Maintaining Iconic Facilities
The buildings housing the Canadian War Museum and Canadian Museum of History are architecturally significant. Maintaining facilities to international standards of conservation, health and safety is costly but essential to the visitor experience, as well as to maintaining priceless artifacts and attracting major travelling exhibitions.
|Number of follow-up actions on audit recommendations that have been completed|
The analysis for this activity is the same as in 2016–17. The targets set in the previous year, in this case, 2016–17, are based on recommendations that are carried forward and an estimate of the number of recommendations stemming from the scheduled audits. In the second quarter of 2017–18, the Museums, with the support of the Board of Trustees, reset the outstanding 12 deliverables stemming from the Special Examination conducted by the Office of the Auditor General of Canada, the Audit of Collections Management, and the Audit of Systems and Practices for Performance Management, Succession Planning and Staffing.

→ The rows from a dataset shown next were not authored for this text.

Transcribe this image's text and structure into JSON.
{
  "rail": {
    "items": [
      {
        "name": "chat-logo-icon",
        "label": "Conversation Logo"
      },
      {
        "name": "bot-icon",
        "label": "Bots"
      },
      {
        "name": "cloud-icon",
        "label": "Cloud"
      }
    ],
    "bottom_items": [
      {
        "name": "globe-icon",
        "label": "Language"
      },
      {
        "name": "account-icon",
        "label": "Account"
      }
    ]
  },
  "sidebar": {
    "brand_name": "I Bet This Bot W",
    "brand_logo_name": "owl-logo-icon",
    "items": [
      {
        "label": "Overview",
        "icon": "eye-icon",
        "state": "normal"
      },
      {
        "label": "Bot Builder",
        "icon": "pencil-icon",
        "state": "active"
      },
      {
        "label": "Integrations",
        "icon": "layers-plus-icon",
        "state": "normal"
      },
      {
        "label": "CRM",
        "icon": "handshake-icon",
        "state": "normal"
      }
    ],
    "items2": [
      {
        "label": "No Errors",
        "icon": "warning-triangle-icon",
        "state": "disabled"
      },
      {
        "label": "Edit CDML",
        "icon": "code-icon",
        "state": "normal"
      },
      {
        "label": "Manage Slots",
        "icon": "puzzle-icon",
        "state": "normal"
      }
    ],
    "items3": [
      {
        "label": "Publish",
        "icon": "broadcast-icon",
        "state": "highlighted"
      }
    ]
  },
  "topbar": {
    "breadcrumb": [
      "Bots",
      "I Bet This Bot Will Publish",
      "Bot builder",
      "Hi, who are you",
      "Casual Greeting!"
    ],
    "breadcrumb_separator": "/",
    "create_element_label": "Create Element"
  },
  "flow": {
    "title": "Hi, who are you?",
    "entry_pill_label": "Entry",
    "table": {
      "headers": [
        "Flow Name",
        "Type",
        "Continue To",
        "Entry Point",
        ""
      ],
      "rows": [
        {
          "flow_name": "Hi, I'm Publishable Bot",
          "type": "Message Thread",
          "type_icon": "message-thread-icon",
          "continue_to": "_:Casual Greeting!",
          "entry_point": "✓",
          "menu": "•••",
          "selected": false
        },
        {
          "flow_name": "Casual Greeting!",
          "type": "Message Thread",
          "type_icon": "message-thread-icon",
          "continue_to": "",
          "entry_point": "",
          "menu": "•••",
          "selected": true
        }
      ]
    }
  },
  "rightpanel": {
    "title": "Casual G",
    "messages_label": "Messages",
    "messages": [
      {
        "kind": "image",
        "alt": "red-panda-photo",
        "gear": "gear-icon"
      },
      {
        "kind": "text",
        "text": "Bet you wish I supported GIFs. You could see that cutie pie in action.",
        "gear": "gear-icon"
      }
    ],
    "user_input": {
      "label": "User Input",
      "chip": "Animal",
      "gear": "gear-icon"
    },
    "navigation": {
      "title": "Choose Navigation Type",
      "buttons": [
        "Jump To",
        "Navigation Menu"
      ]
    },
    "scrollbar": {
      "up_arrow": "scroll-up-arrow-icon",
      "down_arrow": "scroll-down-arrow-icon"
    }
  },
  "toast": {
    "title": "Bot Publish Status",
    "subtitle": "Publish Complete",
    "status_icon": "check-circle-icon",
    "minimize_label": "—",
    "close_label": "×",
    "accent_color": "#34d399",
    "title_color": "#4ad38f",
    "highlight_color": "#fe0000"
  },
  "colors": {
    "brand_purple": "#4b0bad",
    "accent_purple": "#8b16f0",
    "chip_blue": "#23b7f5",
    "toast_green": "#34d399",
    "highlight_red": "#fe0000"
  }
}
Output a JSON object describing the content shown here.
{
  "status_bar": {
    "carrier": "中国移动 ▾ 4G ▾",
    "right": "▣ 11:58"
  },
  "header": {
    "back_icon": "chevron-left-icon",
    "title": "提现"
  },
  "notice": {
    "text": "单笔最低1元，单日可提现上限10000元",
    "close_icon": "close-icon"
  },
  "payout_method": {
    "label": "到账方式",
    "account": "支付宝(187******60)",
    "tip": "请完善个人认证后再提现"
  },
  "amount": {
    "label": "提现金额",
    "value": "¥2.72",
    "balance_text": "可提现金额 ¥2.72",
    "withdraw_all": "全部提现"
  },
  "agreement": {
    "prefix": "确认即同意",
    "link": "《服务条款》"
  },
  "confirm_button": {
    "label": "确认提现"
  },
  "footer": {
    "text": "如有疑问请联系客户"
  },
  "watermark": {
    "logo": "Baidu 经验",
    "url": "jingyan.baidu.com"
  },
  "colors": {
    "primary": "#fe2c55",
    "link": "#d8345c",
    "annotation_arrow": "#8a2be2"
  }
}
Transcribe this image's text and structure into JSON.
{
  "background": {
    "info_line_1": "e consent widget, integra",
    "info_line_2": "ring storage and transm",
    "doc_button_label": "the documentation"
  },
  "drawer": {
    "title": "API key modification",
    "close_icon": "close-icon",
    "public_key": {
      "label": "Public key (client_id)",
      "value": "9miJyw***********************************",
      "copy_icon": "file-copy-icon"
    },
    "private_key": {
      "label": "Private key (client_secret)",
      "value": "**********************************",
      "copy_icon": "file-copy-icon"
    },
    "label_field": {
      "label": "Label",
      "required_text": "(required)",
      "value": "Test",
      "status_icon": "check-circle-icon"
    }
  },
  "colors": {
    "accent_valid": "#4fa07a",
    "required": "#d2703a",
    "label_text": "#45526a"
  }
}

Given the challenge with forecasting and an internal discussion about the usefulness of this performance indicator, the Museum will monitor and report on this activity by other means in future.
Responding to Audit Recommendations
Part of ensuring financial viability involves periodic assessment of an organization’s practices and use of resources. The corporation accordingly maintains an internal audit function, which is guided by a three-year risk-based audit plan. During this second year of the plan, the Museum conducted a corporation-wide review and renewal of the corporate risk profile. A list of risks was developed and validated by the Board of Trustees, and the risk-based audit plan will be updated accordingly. The Corporation provides reports on a quarterly basis to ensure that the plan unfolds as required.
The Office of the Auditor General of Canada also conducted an Annual Attest Audit of the corporation’s financial statements.
This has been an invigorating year for the corporation in financial terms. Donations towards the Canadian History Hall and the First World War Centenary have been generous, as have donations towards key acquisitions and educational and training initiatives. Given that we cannot necessarily expect similar fundraising success every year, work continues in seeking internal economies and developing new revenue streams.
In addition, a comprehensive Fundraising Plan is being developed to guide sponsorship and major giving over the next three-to-five years, and both Museums continue to work hard to maintain their value to Canadians by providing stimulating programming in attractive facilities.